Write out the records below exactly as they appear, skipping each picture.

Entries from a dataset of interfaces:
○ ○ ○ ○ ○

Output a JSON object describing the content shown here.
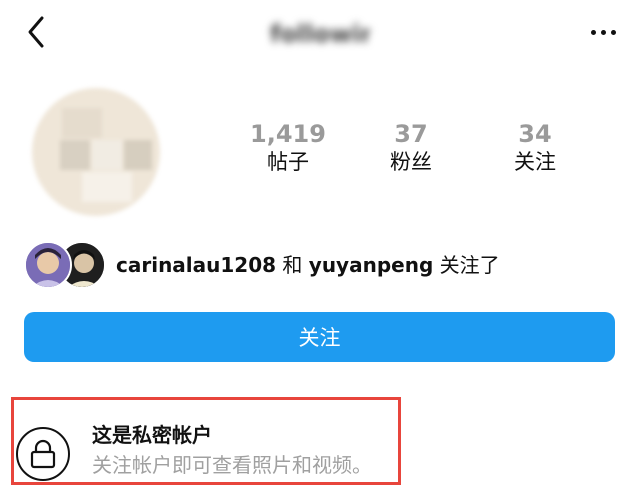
{
  "header": {
    "title": "following",
    "back_icon": "chevron-left-icon",
    "more_icon": "more-horizontal-icon"
  },
  "profile": {
    "stats": [
      {
        "value": "1,419",
        "label": "帖子"
      },
      {
        "value": "37",
        "label": "粉丝"
      },
      {
        "value": "34",
        "label": "关注"
      }
    ]
  },
  "mutual": {
    "user1": "carinalau1208",
    "connector": " 和 ",
    "user2": "yuyanpeng",
    "suffix": " 关注了"
  },
  "follow_button": {
    "label": "关注",
    "color": "#1e9bf0"
  },
  "private_notice": {
    "icon": "lock-icon",
    "title": "这是私密帐户",
    "subtitle": "关注帐户即可查看照片和视频。",
    "highlight_color": "#e8453c"
  }
}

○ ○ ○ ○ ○

**Answer box:**
Output a JSON object describing the content shown here.
{
  "header": {
    "title": "following",
    "back_icon": "chevron-left-icon",
    "more_icon": "more-horizontal-icon"
  },
  "profile": {
    "stats": [
      {
        "value": "1,419",
        "label": "帖子"
      },
      {
        "value": "37",
        "label": "粉丝"
      },
      {
        "value": "34",
        "label": "关注"
      }
    ]
  },
  "mutual": {
    "user1": "carinalau1208",
    "connector": " 和 ",
    "user2": "yuyanpeng",
    "suffix": " 关注了"
  },
  "follow_button": {
    "label": "关注",
    "color": "#1e9bf0"
  },
  "private_notice": {
    "icon": "lock-icon",
    "title": "这是私密帐户",
    "subtitle": "关注帐户即可查看照片和视频。",
    "highlight_color": "#e8453c"
  }
}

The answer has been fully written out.